▸ **Exercise**: What lines in the entries hold the string "System"? List them.

▸ **Exercise data**:

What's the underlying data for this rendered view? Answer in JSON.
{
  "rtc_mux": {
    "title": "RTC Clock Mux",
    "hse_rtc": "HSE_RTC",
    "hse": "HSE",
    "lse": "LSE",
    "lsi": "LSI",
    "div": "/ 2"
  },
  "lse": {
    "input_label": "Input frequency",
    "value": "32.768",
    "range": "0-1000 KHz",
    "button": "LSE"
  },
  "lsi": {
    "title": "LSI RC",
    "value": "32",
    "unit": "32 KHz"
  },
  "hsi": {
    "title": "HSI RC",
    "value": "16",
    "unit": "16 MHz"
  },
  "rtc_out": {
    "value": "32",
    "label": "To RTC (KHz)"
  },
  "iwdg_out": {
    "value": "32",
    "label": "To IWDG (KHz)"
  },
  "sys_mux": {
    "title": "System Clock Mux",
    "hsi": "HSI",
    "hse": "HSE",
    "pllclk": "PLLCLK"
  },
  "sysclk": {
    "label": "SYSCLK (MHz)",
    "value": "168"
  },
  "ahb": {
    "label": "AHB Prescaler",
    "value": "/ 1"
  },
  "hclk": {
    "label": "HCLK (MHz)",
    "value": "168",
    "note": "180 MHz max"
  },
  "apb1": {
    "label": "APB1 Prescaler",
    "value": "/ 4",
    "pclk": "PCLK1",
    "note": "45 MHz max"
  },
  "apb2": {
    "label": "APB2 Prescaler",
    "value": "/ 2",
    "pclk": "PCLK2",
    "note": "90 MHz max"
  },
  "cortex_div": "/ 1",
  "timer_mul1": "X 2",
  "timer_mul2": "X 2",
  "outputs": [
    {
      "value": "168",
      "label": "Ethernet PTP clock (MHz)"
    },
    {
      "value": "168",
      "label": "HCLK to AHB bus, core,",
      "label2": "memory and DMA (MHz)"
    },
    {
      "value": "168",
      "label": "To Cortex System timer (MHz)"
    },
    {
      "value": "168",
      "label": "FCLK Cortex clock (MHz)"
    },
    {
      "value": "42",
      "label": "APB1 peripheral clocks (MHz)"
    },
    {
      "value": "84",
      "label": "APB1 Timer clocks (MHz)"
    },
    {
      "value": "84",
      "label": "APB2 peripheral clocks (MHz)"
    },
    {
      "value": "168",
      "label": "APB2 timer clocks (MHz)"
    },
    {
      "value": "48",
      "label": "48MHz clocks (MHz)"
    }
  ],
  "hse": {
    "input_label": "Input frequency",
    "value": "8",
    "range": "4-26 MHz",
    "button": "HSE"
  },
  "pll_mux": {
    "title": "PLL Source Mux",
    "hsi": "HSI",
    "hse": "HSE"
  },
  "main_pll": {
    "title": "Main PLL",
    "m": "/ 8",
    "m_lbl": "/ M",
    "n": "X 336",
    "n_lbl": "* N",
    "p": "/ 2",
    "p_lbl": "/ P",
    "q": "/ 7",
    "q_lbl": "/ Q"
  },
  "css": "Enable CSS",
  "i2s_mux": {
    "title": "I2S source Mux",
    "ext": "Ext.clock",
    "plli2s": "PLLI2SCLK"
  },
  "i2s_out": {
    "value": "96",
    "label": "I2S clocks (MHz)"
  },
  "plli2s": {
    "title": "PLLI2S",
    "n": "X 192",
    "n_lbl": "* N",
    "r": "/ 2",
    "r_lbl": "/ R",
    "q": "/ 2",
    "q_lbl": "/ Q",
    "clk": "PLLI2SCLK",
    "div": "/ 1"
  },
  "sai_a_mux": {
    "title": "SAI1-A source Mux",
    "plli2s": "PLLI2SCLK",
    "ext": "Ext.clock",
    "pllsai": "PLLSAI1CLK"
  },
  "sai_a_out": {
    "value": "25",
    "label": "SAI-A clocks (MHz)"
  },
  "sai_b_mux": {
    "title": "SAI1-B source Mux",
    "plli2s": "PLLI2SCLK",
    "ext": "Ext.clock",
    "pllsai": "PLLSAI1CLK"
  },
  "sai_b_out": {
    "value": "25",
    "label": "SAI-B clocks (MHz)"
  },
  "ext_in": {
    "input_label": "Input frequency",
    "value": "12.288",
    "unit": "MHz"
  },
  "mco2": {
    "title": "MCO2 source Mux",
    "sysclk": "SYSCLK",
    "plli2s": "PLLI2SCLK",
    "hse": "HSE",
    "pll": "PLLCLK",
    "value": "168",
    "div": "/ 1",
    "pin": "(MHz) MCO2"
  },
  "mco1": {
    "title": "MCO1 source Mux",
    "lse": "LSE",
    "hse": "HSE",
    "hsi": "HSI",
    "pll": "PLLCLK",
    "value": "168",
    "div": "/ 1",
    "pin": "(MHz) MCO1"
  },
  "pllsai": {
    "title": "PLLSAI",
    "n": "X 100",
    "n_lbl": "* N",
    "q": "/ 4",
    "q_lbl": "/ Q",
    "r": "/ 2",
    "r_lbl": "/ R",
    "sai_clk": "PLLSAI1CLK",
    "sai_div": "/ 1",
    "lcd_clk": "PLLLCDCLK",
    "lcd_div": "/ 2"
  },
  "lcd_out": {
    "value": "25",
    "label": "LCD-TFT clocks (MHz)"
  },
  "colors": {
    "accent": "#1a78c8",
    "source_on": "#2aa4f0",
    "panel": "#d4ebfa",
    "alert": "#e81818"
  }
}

▸ **Exercise response**:
    "title": "System Clock Mux",
      "label": "To Cortex System timer (MHz)"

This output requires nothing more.